## Work to complete
Word for word, write out all of the entries that follow.

## The records
[Start of section]

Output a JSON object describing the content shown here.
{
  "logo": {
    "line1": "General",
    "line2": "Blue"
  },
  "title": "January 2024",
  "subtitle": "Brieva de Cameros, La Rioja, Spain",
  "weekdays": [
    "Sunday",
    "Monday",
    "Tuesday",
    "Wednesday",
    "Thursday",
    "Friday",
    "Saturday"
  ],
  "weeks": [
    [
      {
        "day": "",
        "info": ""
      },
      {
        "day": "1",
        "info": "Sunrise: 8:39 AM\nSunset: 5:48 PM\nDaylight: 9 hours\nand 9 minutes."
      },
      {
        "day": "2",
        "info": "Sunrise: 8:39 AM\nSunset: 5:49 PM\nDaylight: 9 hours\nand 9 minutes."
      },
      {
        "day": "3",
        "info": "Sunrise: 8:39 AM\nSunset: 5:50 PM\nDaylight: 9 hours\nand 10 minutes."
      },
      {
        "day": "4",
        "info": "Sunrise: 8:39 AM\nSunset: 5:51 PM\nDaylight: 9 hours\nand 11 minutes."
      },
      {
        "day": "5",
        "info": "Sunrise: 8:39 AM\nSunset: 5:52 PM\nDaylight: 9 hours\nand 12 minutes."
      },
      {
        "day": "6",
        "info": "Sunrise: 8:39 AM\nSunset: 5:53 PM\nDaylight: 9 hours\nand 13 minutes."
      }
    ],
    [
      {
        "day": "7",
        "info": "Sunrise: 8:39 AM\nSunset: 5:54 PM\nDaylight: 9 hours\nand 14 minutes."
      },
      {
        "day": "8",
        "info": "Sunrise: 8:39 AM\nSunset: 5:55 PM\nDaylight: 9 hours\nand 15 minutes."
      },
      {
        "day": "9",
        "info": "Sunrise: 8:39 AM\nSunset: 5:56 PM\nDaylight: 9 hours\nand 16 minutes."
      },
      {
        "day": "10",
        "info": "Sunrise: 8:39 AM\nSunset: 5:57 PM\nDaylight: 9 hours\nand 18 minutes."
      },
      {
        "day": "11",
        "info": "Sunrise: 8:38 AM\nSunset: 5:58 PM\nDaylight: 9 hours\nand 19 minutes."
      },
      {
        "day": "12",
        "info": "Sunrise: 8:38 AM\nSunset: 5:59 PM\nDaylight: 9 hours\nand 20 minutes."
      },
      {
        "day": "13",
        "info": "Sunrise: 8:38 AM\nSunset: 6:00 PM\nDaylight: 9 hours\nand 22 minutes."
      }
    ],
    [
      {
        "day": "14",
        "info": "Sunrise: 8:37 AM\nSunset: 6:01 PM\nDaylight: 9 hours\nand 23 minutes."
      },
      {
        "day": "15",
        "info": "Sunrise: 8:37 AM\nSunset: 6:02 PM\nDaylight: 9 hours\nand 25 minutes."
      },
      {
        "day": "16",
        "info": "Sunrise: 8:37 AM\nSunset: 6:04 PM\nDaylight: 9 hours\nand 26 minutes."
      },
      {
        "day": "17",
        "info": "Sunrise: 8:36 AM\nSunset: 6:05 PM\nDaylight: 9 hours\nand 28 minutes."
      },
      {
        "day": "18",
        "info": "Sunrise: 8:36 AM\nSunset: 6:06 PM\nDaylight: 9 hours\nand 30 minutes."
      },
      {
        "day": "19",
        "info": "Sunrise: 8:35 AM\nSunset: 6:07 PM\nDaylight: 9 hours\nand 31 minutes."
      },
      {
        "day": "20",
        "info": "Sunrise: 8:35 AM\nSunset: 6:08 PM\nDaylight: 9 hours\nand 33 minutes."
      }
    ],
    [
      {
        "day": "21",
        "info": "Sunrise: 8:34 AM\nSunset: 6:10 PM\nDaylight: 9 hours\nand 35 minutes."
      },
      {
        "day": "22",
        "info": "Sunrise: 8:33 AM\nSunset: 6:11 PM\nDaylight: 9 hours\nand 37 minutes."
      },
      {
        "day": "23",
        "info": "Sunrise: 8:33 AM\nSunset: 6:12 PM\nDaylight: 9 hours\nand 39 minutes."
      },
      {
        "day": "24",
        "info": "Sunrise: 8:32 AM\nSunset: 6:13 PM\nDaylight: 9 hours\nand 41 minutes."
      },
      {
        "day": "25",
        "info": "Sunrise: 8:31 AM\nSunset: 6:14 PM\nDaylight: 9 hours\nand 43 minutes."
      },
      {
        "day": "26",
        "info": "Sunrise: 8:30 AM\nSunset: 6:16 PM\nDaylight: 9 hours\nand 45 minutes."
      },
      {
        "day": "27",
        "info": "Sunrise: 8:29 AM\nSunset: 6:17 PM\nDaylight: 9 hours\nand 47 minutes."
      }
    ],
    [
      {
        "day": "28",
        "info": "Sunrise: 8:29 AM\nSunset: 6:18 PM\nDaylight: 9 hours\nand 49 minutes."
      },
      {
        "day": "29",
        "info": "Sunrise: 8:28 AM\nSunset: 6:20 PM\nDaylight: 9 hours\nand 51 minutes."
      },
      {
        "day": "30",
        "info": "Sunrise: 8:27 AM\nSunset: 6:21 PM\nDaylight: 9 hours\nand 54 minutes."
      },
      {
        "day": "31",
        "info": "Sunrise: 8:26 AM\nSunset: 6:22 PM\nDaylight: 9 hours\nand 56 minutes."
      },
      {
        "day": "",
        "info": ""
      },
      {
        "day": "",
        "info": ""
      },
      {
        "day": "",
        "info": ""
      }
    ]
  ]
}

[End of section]

## Expected output
Output a JSON object describing the content shown here.
{
  "logo": {
    "line1": "General",
    "line2": "Blue"
  },
  "title": "January 2024",
  "subtitle": "Brieva de Cameros, La Rioja, Spain",
  "weekdays": [
    "Sunday",
    "Monday",
    "Tuesday",
    "Wednesday",
    "Thursday",
    "Friday",
    "Saturday"
  ],
  "weeks": [
    [
      {
        "day": "",
        "info": ""
      },
      {
        "day": "1",
        "info": "Sunrise: 8:39 AM\nSunset: 5:48 PM\nDaylight: 9 hours\nand 9 minutes."
      },
      {
        "day": "2",
        "info": "Sunrise: 8:39 AM\nSunset: 5:49 PM\nDaylight: 9 hours\nand 9 minutes."
      },
      {
        "day": "3",
        "info": "Sunrise: 8:39 AM\nSunset: 5:50 PM\nDaylight: 9 hours\nand 10 minutes."
      },
      {
        "day": "4",
        "info": "Sunrise: 8:39 AM\nSunset: 5:51 PM\nDaylight: 9 hours\nand 11 minutes."
      },
      {
        "day": "5",
        "info": "Sunrise: 8:39 AM\nSunset: 5:52 PM\nDaylight: 9 hours\nand 12 minutes."
      },
      {
        "day": "6",
        "info": "Sunrise: 8:39 AM\nSunset: 5:53 PM\nDaylight: 9 hours\nand 13 minutes."
      }
    ],
    [
      {
        "day": "7",
        "info": "Sunrise: 8:39 AM\nSunset: 5:54 PM\nDaylight: 9 hours\nand 14 minutes."
      },
      {
        "day": "8",
        "info": "Sunrise: 8:39 AM\nSunset: 5:55 PM\nDaylight: 9 hours\nand 15 minutes."
      },
      {
        "day": "9",
        "info": "Sunrise: 8:39 AM\nSunset: 5:56 PM\nDaylight: 9 hours\nand 16 minutes."
      },
      {
        "day": "10",
        "info": "Sunrise: 8:39 AM\nSunset: 5:57 PM\nDaylight: 9 hours\nand 18 minutes."
      },
      {
        "day": "11",
        "info": "Sunrise: 8:38 AM\nSunset: 5:58 PM\nDaylight: 9 hours\nand 19 minutes."
      },
      {
        "day": "12",
        "info": "Sunrise: 8:38 AM\nSunset: 5:59 PM\nDaylight: 9 hours\nand 20 minutes."
      },
      {
        "day": "13",
        "info": "Sunrise: 8:38 AM\nSunset: 6:00 PM\nDaylight: 9 hours\nand 22 minutes."
      }
    ],
    [
      {
        "day": "14",
        "info": "Sunrise: 8:37 AM\nSunset: 6:01 PM\nDaylight: 9 hours\nand 23 minutes."
      },
      {
        "day": "15",
        "info": "Sunrise: 8:37 AM\nSunset: 6:02 PM\nDaylight: 9 hours\nand 25 minutes."
      },
      {
        "day": "16",
        "info": "Sunrise: 8:37 AM\nSunset: 6:04 PM\nDaylight: 9 hours\nand 26 minutes."
      },
      {
        "day": "17",
        "info": "Sunrise: 8:36 AM\nSunset: 6:05 PM\nDaylight: 9 hours\nand 28 minutes."
      },
      {
        "day": "18",
        "info": "Sunrise: 8:36 AM\nSunset: 6:06 PM\nDaylight: 9 hours\nand 30 minutes."
      },
      {
        "day": "19",
        "info": "Sunrise: 8:35 AM\nSunset: 6:07 PM\nDaylight: 9 hours\nand 31 minutes."
      },
      {
        "day": "20",
        "info": "Sunrise: 8:35 AM\nSunset: 6:08 PM\nDaylight: 9 hours\nand 33 minutes."
      }
    ],
    [
      {
        "day": "21",
        "info": "Sunrise: 8:34 AM\nSunset: 6:10 PM\nDaylight: 9 hours\nand 35 minutes."
      },
      {
        "day": "22",
        "info": "Sunrise: 8:33 AM\nSunset: 6:11 PM\nDaylight: 9 hours\nand 37 minutes."
      },
      {
        "day": "23",
        "info": "Sunrise: 8:33 AM\nSunset: 6:12 PM\nDaylight: 9 hours\nand 39 minutes."
      },
      {
        "day": "24",
        "info": "Sunrise: 8:32 AM\nSunset: 6:13 PM\nDaylight: 9 hours\nand 41 minutes."
      },
      {
        "day": "25",
        "info": "Sunrise: 8:31 AM\nSunset: 6:14 PM\nDaylight: 9 hours\nand 43 minutes."
      },
      {
        "day": "26",
        "info": "Sunrise: 8:30 AM\nSunset: 6:16 PM\nDaylight: 9 hours\nand 45 minutes."
      },
      {
        "day": "27",
        "info": "Sunrise: 8:29 AM\nSunset: 6:17 PM\nDaylight: 9 hours\nand 47 minutes."
      }
    ],
    [
      {
        "day": "28",
        "info": "Sunrise: 8:29 AM\nSunset: 6:18 PM\nDaylight: 9 hours\nand 49 minutes."
      },
      {
        "day": "29",
        "info": "Sunrise: 8:28 AM\nSunset: 6:20 PM\nDaylight: 9 hours\nand 51 minutes."
      },
      {
        "day": "30",
        "info": "Sunrise: 8:27 AM\nSunset: 6:21 PM\nDaylight: 9 hours\nand 54 minutes."
      },
      {
        "day": "31",
        "info": "Sunrise: 8:26 AM\nSunset: 6:22 PM\nDaylight: 9 hours\nand 56 minutes."
      },
      {
        "day": "",
        "info": ""
      },
      {
        "day": "",
        "info": ""
      },
      {
        "day": "",
        "info": ""
      }
    ]
  ]
}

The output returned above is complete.